The work opens the door to the possibility of regulating cell development during vaccination.
SPAIN – Spanish researchers have identified a protein of the immune cells of living organisms that regulates its response to infectious agents such as the cause of the flu.
The research, conducted by experts from the Basque center CIC bioGUNE in collaboration with the University of Vermont and published in the journal Immunity, describes the role of mitochondrial protein metabolism MCJ in CD8 immune cells.
CD8 cells are responsible for killing viruses and tumors, according to a statement by CIC bioGUNE.
In the study, the researchers described how mitochondrial protein MCJ regulates metabolism of CD8 cells during different phases of their response when confronted with infections: both the activation and the generation of memory once the infectious agent has disappeared.
The work shows that there are many more memory cells when this protein appears.
Memory cells that survive once the infectious agent has disappeared are able to respond more quickly if the disease reappears as they “remember” the virus and have immediate availability to respond to aggression.
The work also opens the door to the possibility of regulating the development of these cells during vaccination, said the authors.
Controlling the amount of the protein in MCJ cells could therefore improve “theoretically” the efficiency of memory cells and thus the efficiency of vaccines that activate these cells.
The metabolism and its regulation are key in controlling cell activity.

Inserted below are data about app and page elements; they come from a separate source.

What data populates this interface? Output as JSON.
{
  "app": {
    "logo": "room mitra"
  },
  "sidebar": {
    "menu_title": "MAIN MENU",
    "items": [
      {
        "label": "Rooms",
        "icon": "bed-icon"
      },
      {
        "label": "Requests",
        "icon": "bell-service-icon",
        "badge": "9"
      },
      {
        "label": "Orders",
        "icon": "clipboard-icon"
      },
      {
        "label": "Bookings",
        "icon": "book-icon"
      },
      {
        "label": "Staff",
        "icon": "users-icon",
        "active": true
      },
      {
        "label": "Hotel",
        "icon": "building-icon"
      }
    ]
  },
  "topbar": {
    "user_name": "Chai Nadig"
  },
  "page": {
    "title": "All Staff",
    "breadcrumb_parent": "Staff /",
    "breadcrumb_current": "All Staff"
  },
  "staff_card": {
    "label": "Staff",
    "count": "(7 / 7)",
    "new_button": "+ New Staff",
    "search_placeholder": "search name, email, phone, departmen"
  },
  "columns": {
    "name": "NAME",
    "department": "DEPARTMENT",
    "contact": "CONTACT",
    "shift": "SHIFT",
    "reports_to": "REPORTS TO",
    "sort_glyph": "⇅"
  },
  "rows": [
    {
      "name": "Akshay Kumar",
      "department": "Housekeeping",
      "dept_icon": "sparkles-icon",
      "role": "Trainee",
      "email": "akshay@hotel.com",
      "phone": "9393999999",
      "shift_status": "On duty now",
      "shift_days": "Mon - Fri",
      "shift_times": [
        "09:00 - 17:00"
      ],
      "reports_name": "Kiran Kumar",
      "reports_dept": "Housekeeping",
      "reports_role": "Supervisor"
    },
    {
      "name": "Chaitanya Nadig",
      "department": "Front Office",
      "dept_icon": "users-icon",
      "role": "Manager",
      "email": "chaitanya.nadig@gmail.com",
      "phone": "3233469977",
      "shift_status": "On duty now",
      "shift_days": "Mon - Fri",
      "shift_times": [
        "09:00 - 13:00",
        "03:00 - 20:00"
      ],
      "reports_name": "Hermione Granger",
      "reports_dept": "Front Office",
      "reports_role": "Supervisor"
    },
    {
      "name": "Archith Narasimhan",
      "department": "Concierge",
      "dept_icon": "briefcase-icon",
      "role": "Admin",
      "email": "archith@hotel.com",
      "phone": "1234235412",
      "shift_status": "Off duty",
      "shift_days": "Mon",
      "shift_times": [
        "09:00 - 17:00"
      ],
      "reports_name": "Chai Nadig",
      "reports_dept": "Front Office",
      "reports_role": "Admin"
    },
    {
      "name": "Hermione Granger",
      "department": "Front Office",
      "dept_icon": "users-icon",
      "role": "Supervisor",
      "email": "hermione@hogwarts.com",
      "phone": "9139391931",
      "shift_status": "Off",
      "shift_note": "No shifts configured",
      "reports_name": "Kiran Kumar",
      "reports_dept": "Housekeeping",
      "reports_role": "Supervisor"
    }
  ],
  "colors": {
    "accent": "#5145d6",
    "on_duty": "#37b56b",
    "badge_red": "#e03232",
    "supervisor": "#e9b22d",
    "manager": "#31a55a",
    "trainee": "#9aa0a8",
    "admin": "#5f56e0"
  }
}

From this research, CIC bioGUNE has established a strategic partnership with the company Mitotherapeutix (USA) in order to establish metabolic control through the MCJ protein therapies.
“The goal is to develop tools for controlling the activity of MCJ that will accelerate or slow down the cell metabolism, depending on the specific needs of the condition for which you want to face and which may involve immune cells or other cell types involved in cancers or infectious diseases,” said Juan Anguita, director of the study at CIC bioGUNE.